Top of Raw data

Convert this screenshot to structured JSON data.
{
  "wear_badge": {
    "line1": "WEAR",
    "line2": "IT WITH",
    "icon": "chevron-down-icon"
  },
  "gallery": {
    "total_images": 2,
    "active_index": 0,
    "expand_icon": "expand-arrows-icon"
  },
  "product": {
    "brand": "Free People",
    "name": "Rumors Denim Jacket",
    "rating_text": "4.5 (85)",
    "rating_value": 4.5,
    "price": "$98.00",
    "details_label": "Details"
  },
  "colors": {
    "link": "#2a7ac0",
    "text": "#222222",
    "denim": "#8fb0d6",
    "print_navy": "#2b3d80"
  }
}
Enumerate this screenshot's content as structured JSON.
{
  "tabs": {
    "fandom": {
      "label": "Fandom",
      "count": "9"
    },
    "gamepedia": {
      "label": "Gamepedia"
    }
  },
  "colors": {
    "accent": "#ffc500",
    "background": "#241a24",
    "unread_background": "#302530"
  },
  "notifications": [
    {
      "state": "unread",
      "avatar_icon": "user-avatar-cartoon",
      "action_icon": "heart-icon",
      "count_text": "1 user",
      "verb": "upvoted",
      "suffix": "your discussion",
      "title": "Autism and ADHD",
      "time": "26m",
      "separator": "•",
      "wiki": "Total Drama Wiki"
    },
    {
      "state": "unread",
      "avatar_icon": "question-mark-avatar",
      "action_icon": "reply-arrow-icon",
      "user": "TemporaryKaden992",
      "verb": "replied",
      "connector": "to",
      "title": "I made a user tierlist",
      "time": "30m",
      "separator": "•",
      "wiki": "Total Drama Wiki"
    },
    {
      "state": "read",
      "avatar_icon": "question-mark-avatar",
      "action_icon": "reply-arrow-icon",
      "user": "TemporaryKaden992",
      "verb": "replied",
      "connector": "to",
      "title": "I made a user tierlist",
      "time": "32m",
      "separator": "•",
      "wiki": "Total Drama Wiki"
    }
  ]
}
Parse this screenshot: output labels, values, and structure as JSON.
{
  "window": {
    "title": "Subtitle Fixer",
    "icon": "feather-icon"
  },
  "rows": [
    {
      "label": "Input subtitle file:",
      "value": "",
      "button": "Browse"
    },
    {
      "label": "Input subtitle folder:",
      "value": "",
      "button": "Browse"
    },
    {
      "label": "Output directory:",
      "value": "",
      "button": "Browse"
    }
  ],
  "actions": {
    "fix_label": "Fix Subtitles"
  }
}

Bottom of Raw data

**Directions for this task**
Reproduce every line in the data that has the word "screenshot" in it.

**Solution to the problem**
Convert this screenshot to structured JSON data.
Enumerate this screenshot's content as structured JSON.
Parse this screenshot: output labels, values, and structure as JSON.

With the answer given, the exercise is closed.